A HADI cycle allows you to test hypotheses at a minimal cost. It also allows companies to take on several theories at once during testing.
An example of a HADI cycle . The online shop needs to increase two metrics:
- The number of items added to the shopping basket. Hypothesis: you can achieve this by increasing the size of the "Add to Shopping basket" button.
- The number of orders, lowering the price of customer purchases. Hypothesis: this can be achieved by adjusting your prices appropriately in your advertising campaign.
Since different metrics are tested in hypotheses, it is possible to try both hypotheses in one HADI cycle and the marketer got the following result:
- The hypothesis proved to be correct: users started to add products to their shopping baskets by one and a half times more often.
- The hypothesis proved to be wrong. After the price tariff was corrected, the number of orders decreased, and the cost of attracting a customer doubled.
To obtain reliable results in a HADI cycle, when formulating a hypothesis it is crucial to clearly define the metrics to evaluate its effectiveness. Always be the first to test ideas that are easy to check and your team believes in. Since a HADI cycle provides the ability to test multiple hypotheses simultaneously, provided that their indicators are not using the same metric for evaluation.
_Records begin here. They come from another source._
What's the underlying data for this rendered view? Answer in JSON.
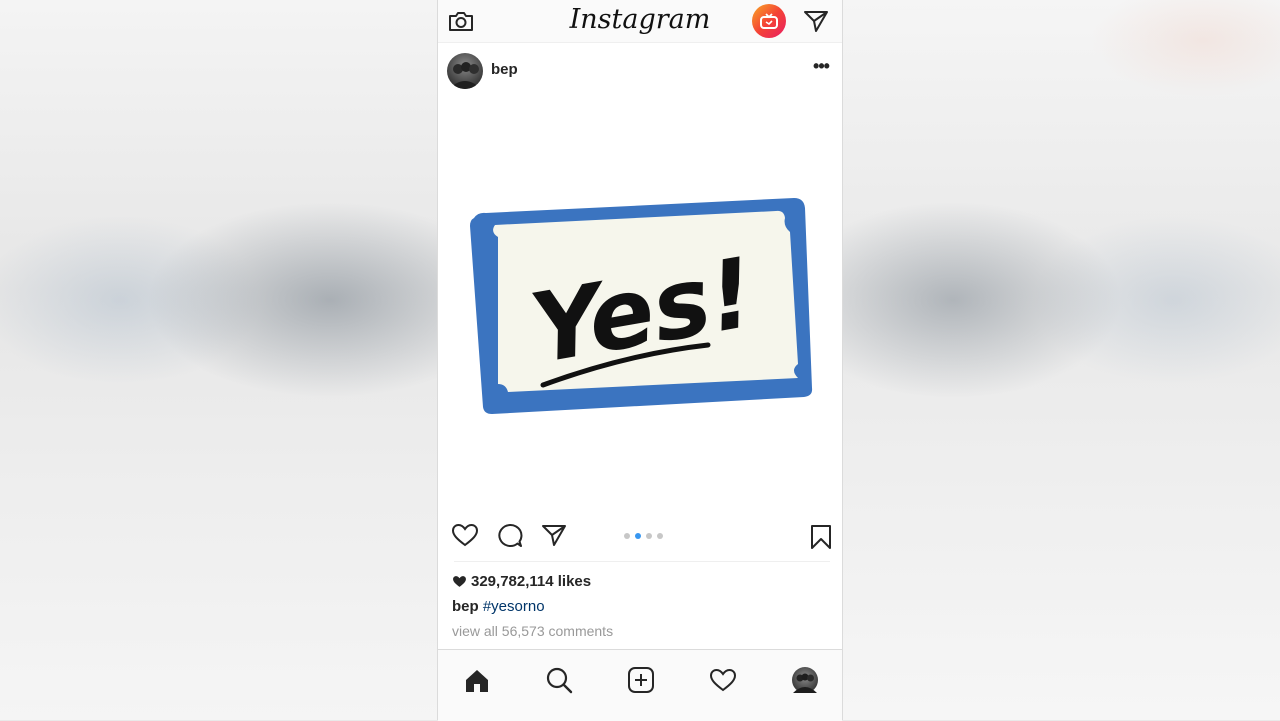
{
  "app": {
    "logo_text": "Instagram"
  },
  "post": {
    "username": "bep",
    "more_label": "•••",
    "image_text": "Yes!",
    "carousel": {
      "count": 4,
      "active_index": 1
    },
    "likes": "329,782,114 likes",
    "caption_user": "bep",
    "caption_tag": "#yesorno",
    "view_comments": "view all 56,573 comments"
  },
  "colors": {
    "accent_blue": "#3897f0",
    "hashtag": "#003569",
    "card_border": "#3b74c0",
    "card_fill": "#f6f6ec"
  },
  "icons": {
    "top_left": "camera-icon",
    "top_igtv": "igtv-icon",
    "top_right": "direct-message-icon",
    "actions": [
      "heart-outline-icon",
      "comment-icon",
      "share-icon",
      "bookmark-icon"
    ],
    "nav": [
      "home-icon",
      "search-icon",
      "add-post-icon",
      "activity-heart-icon",
      "profile-avatar-icon"
    ]
  }
}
This is an invaluable method for product development and revenue growth in every company. Try it out and see for yourself!